* **WHAT TO WORK ON**
Exclude the pictures and reproduce the remaining data exactly as written.

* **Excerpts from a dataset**

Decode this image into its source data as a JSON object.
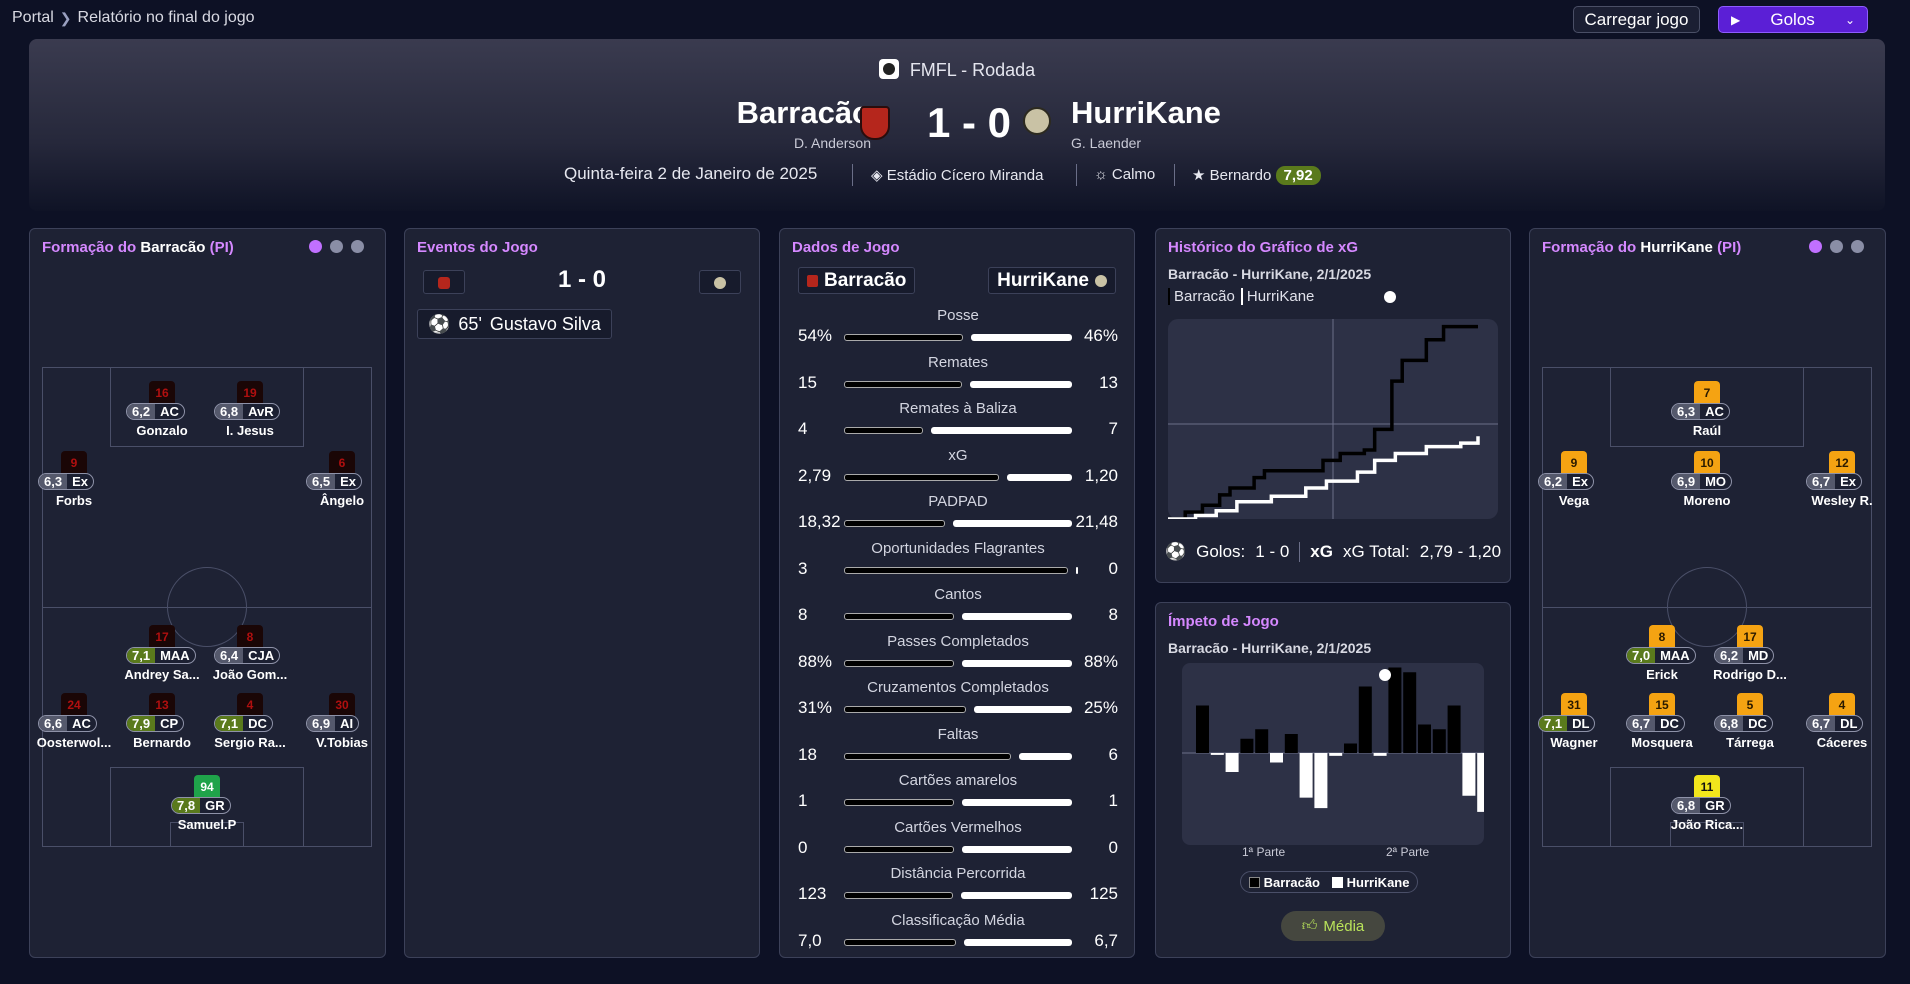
{
  "breadcrumb": {
    "root": "Portal",
    "current": "Relatório no final do jogo"
  },
  "toolbar": {
    "load_label": "Carregar jogo",
    "goals_label": "Golos"
  },
  "match": {
    "competition": "FMFL - Rodada",
    "home": {
      "name": "Barracão",
      "manager": "D. Anderson"
    },
    "away": {
      "name": "HurriKane",
      "manager": "G. Laender"
    },
    "score": "1 - 0",
    "date": "Quinta-feira 2 de Janeiro de 2025",
    "stadium": "Estádio Cícero Miranda",
    "weather": "Calmo",
    "potm": "Bernardo",
    "potm_rating": "7,92"
  },
  "colors": {
    "accent": "#5b1fd6",
    "title_purple": "#d588ff",
    "good_rating": "#5a7a1c"
  },
  "home_lineup": {
    "title_prefix": "Formação do",
    "team": "Barracão",
    "suffix": "(PI)",
    "players": [
      {
        "num": "16",
        "rating": "6,2",
        "pos": "AC",
        "name": "Gonzalo",
        "good": false
      },
      {
        "num": "19",
        "rating": "6,8",
        "pos": "AvR",
        "name": "I. Jesus",
        "good": false
      },
      {
        "num": "9",
        "rating": "6,3",
        "pos": "Ex",
        "name": "Forbs",
        "good": false
      },
      {
        "num": "6",
        "rating": "6,5",
        "pos": "Ex",
        "name": "Ângelo",
        "good": false
      },
      {
        "num": "17",
        "rating": "7,1",
        "pos": "MAA",
        "name": "Andrey Sa...",
        "good": true
      },
      {
        "num": "8",
        "rating": "6,4",
        "pos": "CJA",
        "name": "João Gom...",
        "good": false
      },
      {
        "num": "24",
        "rating": "6,6",
        "pos": "AC",
        "name": "Oosterwol...",
        "good": false
      },
      {
        "num": "13",
        "rating": "7,9",
        "pos": "CP",
        "name": "Bernardo",
        "good": true
      },
      {
        "num": "4",
        "rating": "7,1",
        "pos": "DC",
        "name": "Sergio Ra...",
        "good": true
      },
      {
        "num": "30",
        "rating": "6,9",
        "pos": "AI",
        "name": "V.Tobias",
        "good": false
      },
      {
        "num": "94",
        "rating": "7,8",
        "pos": "GR",
        "name": "Samuel.P",
        "good": true
      }
    ]
  },
  "away_lineup": {
    "title_prefix": "Formação do",
    "team": "HurriKane",
    "suffix": "(PI)",
    "players": [
      {
        "num": "7",
        "rating": "6,3",
        "pos": "AC",
        "name": "Raúl",
        "good": false
      },
      {
        "num": "9",
        "rating": "6,2",
        "pos": "Ex",
        "name": "Vega",
        "good": false
      },
      {
        "num": "10",
        "rating": "6,9",
        "pos": "MO",
        "name": "Moreno",
        "good": false
      },
      {
        "num": "12",
        "rating": "6,7",
        "pos": "Ex",
        "name": "Wesley R.",
        "good": false
      },
      {
        "num": "8",
        "rating": "7,0",
        "pos": "MAA",
        "name": "Erick",
        "good": true
      },
      {
        "num": "17",
        "rating": "6,2",
        "pos": "MD",
        "name": "Rodrigo D...",
        "good": false
      },
      {
        "num": "31",
        "rating": "7,1",
        "pos": "DL",
        "name": "Wagner",
        "good": true
      },
      {
        "num": "15",
        "rating": "6,7",
        "pos": "DC",
        "name": "Mosquera",
        "good": false
      },
      {
        "num": "5",
        "rating": "6,8",
        "pos": "DC",
        "name": "Tárrega",
        "good": false
      },
      {
        "num": "4",
        "rating": "6,7",
        "pos": "DL",
        "name": "Cáceres",
        "good": false
      },
      {
        "num": "11",
        "rating": "6,8",
        "pos": "GR",
        "name": "João Rica...",
        "good": false
      }
    ]
  },
  "events": {
    "title": "Eventos do Jogo",
    "score": "1 - 0",
    "items": [
      {
        "minute": "65'",
        "player": "Gustavo Silva"
      }
    ]
  },
  "stats": {
    "title": "Dados de Jogo",
    "home": "Barracão",
    "away": "HurriKane",
    "rows": [
      {
        "label": "Posse",
        "home": "54%",
        "away": "46%",
        "h": 54,
        "a": 46
      },
      {
        "label": "Remates",
        "home": "15",
        "away": "13",
        "h": 15,
        "a": 13
      },
      {
        "label": "Remates à Baliza",
        "home": "4",
        "away": "7",
        "h": 4,
        "a": 7
      },
      {
        "label": "xG",
        "home": "2,79",
        "away": "1,20",
        "h": 2.79,
        "a": 1.2
      },
      {
        "label": "PADPAD",
        "home": "18,32",
        "away": "21,48",
        "h": 18.32,
        "a": 21.48
      },
      {
        "label": "Oportunidades Flagrantes",
        "home": "3",
        "away": "0",
        "h": 3,
        "a": 0
      },
      {
        "label": "Cantos",
        "home": "8",
        "away": "8",
        "h": 8,
        "a": 8
      },
      {
        "label": "Passes Completados",
        "home": "88%",
        "away": "88%",
        "h": 88,
        "a": 88
      },
      {
        "label": "Cruzamentos Completados",
        "home": "31%",
        "away": "25%",
        "h": 31,
        "a": 25
      },
      {
        "label": "Faltas",
        "home": "18",
        "away": "6",
        "h": 18,
        "a": 6
      },
      {
        "label": "Cartões amarelos",
        "home": "1",
        "away": "1",
        "h": 1,
        "a": 1
      },
      {
        "label": "Cartões Vermelhos",
        "home": "0",
        "away": "0",
        "h": 0,
        "a": 0
      },
      {
        "label": "Distância Percorrida",
        "home": "123",
        "away": "125",
        "h": 123,
        "a": 125
      },
      {
        "label": "Classificação Média",
        "home": "7,0",
        "away": "6,7",
        "h": 7.0,
        "a": 6.7
      }
    ]
  },
  "xg_chart": {
    "title": "Histórico do Gráfico de xG",
    "subtitle": "Barracão - HurriKane, 2/1/2025",
    "legend": [
      "Barracão",
      "HurriKane"
    ],
    "footer_goals_label": "Golos:",
    "footer_goals": "1 - 0",
    "footer_xg_label": "xG Total:",
    "footer_xg": "2,79 - 1,20"
  },
  "momentum": {
    "title": "Ímpeto de Jogo",
    "subtitle": "Barracão - HurriKane, 2/1/2025",
    "half1": "1ª Parte",
    "half2": "2ª Parte",
    "legend": [
      "Barracão",
      "HurriKane"
    ],
    "button": "Média"
  },
  "chart_data": [
    {
      "type": "line",
      "title": "Histórico do Gráfico de xG",
      "series": [
        {
          "name": "Barracão",
          "x": [
            0,
            5,
            10,
            15,
            18,
            25,
            28,
            45,
            50,
            57,
            60,
            65,
            68,
            75,
            80,
            90
          ],
          "y": [
            0,
            0.1,
            0.2,
            0.35,
            0.45,
            0.6,
            0.7,
            0.85,
            0.95,
            1.0,
            1.3,
            2.0,
            2.3,
            2.6,
            2.79,
            2.79
          ]
        },
        {
          "name": "HurriKane",
          "x": [
            0,
            8,
            14,
            20,
            30,
            40,
            46,
            55,
            60,
            66,
            75,
            85,
            90
          ],
          "y": [
            0,
            0.05,
            0.12,
            0.25,
            0.33,
            0.45,
            0.55,
            0.68,
            0.85,
            0.95,
            1.05,
            1.1,
            1.2
          ]
        }
      ]
    },
    {
      "type": "bar",
      "title": "Ímpeto de Jogo",
      "values": [
        5,
        -0.2,
        -2,
        1.5,
        2.5,
        -1,
        2,
        -4.7,
        -5.8,
        -0.3,
        1,
        7,
        -0.3,
        9,
        8.5,
        3,
        2.5,
        5,
        -4.5,
        -6.2
      ]
    }
  ]
}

* **ANSWER TO THE EXERCISE**
Decode this image into its source data as a JSON object.
{
  "breadcrumb": {
    "root": "Portal",
    "current": "Relatório no final do jogo"
  },
  "toolbar": {
    "load_label": "Carregar jogo",
    "goals_label": "Golos"
  },
  "match": {
    "competition": "FMFL - Rodada",
    "home": {
      "name": "Barracão",
      "manager": "D. Anderson"
    },
    "away": {
      "name": "HurriKane",
      "manager": "G. Laender"
    },
    "score": "1 - 0",
    "date": "Quinta-feira 2 de Janeiro de 2025",
    "stadium": "Estádio Cícero Miranda",
    "weather": "Calmo",
    "potm": "Bernardo",
    "potm_rating": "7,92"
  },
  "colors": {
    "accent": "#5b1fd6",
    "title_purple": "#d588ff",
    "good_rating": "#5a7a1c"
  },
  "home_lineup": {
    "title_prefix": "Formação do",
    "team": "Barracão",
    "suffix": "(PI)",
    "players": [
      {
        "num": "16",
        "rating": "6,2",
        "pos": "AC",
        "name": "Gonzalo",
        "good": false
      },
      {
        "num": "19",
        "rating": "6,8",
        "pos": "AvR",
        "name": "I. Jesus",
        "good": false
      },
      {
        "num": "9",
        "rating": "6,3",
        "pos": "Ex",
        "name": "Forbs",
        "good": false
      },
      {
        "num": "6",
        "rating": "6,5",
        "pos": "Ex",
        "name": "Ângelo",
        "good": false
      },
      {
        "num": "17",
        "rating": "7,1",
        "pos": "MAA",
        "name": "Andrey Sa...",
        "good": true
      },
      {
        "num": "8",
        "rating": "6,4",
        "pos": "CJA",
        "name": "João Gom...",
        "good": false
      },
      {
        "num": "24",
        "rating": "6,6",
        "pos": "AC",
        "name": "Oosterwol...",
        "good": false
      },
      {
        "num": "13",
        "rating": "7,9",
        "pos": "CP",
        "name": "Bernardo",
        "good": true
      },
      {
        "num": "4",
        "rating": "7,1",
        "pos": "DC",
        "name": "Sergio Ra...",
        "good": true
      },
      {
        "num": "30",
        "rating": "6,9",
        "pos": "AI",
        "name": "V.Tobias",
        "good": false
      },
      {
        "num": "94",
        "rating": "7,8",
        "pos": "GR",
        "name": "Samuel.P",
        "good": true
      }
    ]
  },
  "away_lineup": {
    "title_prefix": "Formação do",
    "team": "HurriKane",
    "suffix": "(PI)",
    "players": [
      {
        "num": "7",
        "rating": "6,3",
        "pos": "AC",
        "name": "Raúl",
        "good": false
      },
      {
        "num": "9",
        "rating": "6,2",
        "pos": "Ex",
        "name": "Vega",
        "good": false
      },
      {
        "num": "10",
        "rating": "6,9",
        "pos": "MO",
        "name": "Moreno",
        "good": false
      },
      {
        "num": "12",
        "rating": "6,7",
        "pos": "Ex",
        "name": "Wesley R.",
        "good": false
      },
      {
        "num": "8",
        "rating": "7,0",
        "pos": "MAA",
        "name": "Erick",
        "good": true
      },
      {
        "num": "17",
        "rating": "6,2",
        "pos": "MD",
        "name": "Rodrigo D...",
        "good": false
      },
      {
        "num": "31",
        "rating": "7,1",
        "pos": "DL",
        "name": "Wagner",
        "good": true
      },
      {
        "num": "15",
        "rating": "6,7",
        "pos": "DC",
        "name": "Mosquera",
        "good": false
      },
      {
        "num": "5",
        "rating": "6,8",
        "pos": "DC",
        "name": "Tárrega",
        "good": false
      },
      {
        "num": "4",
        "rating": "6,7",
        "pos": "DL",
        "name": "Cáceres",
        "good": false
      },
      {
        "num": "11",
        "rating": "6,8",
        "pos": "GR",
        "name": "João Rica...",
        "good": false
      }
    ]
  },
  "events": {
    "title": "Eventos do Jogo",
    "score": "1 - 0",
    "items": [
      {
        "minute": "65'",
        "player": "Gustavo Silva"
      }
    ]
  },
  "stats": {
    "title": "Dados de Jogo",
    "home": "Barracão",
    "away": "HurriKane",
    "rows": [
      {
        "label": "Posse",
        "home": "54%",
        "away": "46%",
        "h": 54,
        "a": 46
      },
      {
        "label": "Remates",
        "home": "15",
        "away": "13",
        "h": 15,
        "a": 13
      },
      {
        "label": "Remates à Baliza",
        "home": "4",
        "away": "7",
        "h": 4,
        "a": 7
      },
      {
        "label": "xG",
        "home": "2,79",
        "away": "1,20",
        "h": 2.79,
        "a": 1.2
      },
      {
        "label": "PADPAD",
        "home": "18,32",
        "away": "21,48",
        "h": 18.32,
        "a": 21.48
      },
      {
        "label": "Oportunidades Flagrantes",
        "home": "3",
        "away": "0",
        "h": 3,
        "a": 0
      },
      {
        "label": "Cantos",
        "home": "8",
        "away": "8",
        "h": 8,
        "a": 8
      },
      {
        "label": "Passes Completados",
        "home": "88%",
        "away": "88%",
        "h": 88,
        "a": 88
      },
      {
        "label": "Cruzamentos Completados",
        "home": "31%",
        "away": "25%",
        "h": 31,
        "a": 25
      },
      {
        "label": "Faltas",
        "home": "18",
        "away": "6",
        "h": 18,
        "a": 6
      },
      {
        "label": "Cartões amarelos",
        "home": "1",
        "away": "1",
        "h": 1,
        "a": 1
      },
      {
        "label": "Cartões Vermelhos",
        "home": "0",
        "away": "0",
        "h": 0,
        "a": 0
      },
      {
        "label": "Distância Percorrida",
        "home": "123",
        "away": "125",
        "h": 123,
        "a": 125
      },
      {
        "label": "Classificação Média",
        "home": "7,0",
        "away": "6,7",
        "h": 7.0,
        "a": 6.7
      }
    ]
  },
  "xg_chart": {
    "title": "Histórico do Gráfico de xG",
    "subtitle": "Barracão - HurriKane, 2/1/2025",
    "legend": [
      "Barracão",
      "HurriKane"
    ],
    "footer_goals_label": "Golos:",
    "footer_goals": "1 - 0",
    "footer_xg_label": "xG Total:",
    "footer_xg": "2,79 - 1,20"
  },
  "momentum": {
    "title": "Ímpeto de Jogo",
    "subtitle": "Barracão - HurriKane, 2/1/2025",
    "half1": "1ª Parte",
    "half2": "2ª Parte",
    "legend": [
      "Barracão",
      "HurriKane"
    ],
    "button": "Média"
  },
  "chart_data": [
    {
      "type": "line",
      "title": "Histórico do Gráfico de xG",
      "series": [
        {
          "name": "Barracão",
          "x": [
            0,
            5,
            10,
            15,
            18,
            25,
            28,
            45,
            50,
            57,
            60,
            65,
            68,
            75,
            80,
            90
          ],
          "y": [
            0,
            0.1,
            0.2,
            0.35,
            0.45,
            0.6,
            0.7,
            0.85,
            0.95,
            1.0,
            1.3,
            2.0,
            2.3,
            2.6,
            2.79,
            2.79
          ]
        },
        {
          "name": "HurriKane",
          "x": [
            0,
            8,
            14,
            20,
            30,
            40,
            46,
            55,
            60,
            66,
            75,
            85,
            90
          ],
          "y": [
            0,
            0.05,
            0.12,
            0.25,
            0.33,
            0.45,
            0.55,
            0.68,
            0.85,
            0.95,
            1.05,
            1.1,
            1.2
          ]
        }
      ]
    },
    {
      "type": "bar",
      "title": "Ímpeto de Jogo",
      "values": [
        5,
        -0.2,
        -2,
        1.5,
        2.5,
        -1,
        2,
        -4.7,
        -5.8,
        -0.3,
        1,
        7,
        -0.3,
        9,
        8.5,
        3,
        2.5,
        5,
        -4.5,
        -6.2
      ]
    }
  ]
}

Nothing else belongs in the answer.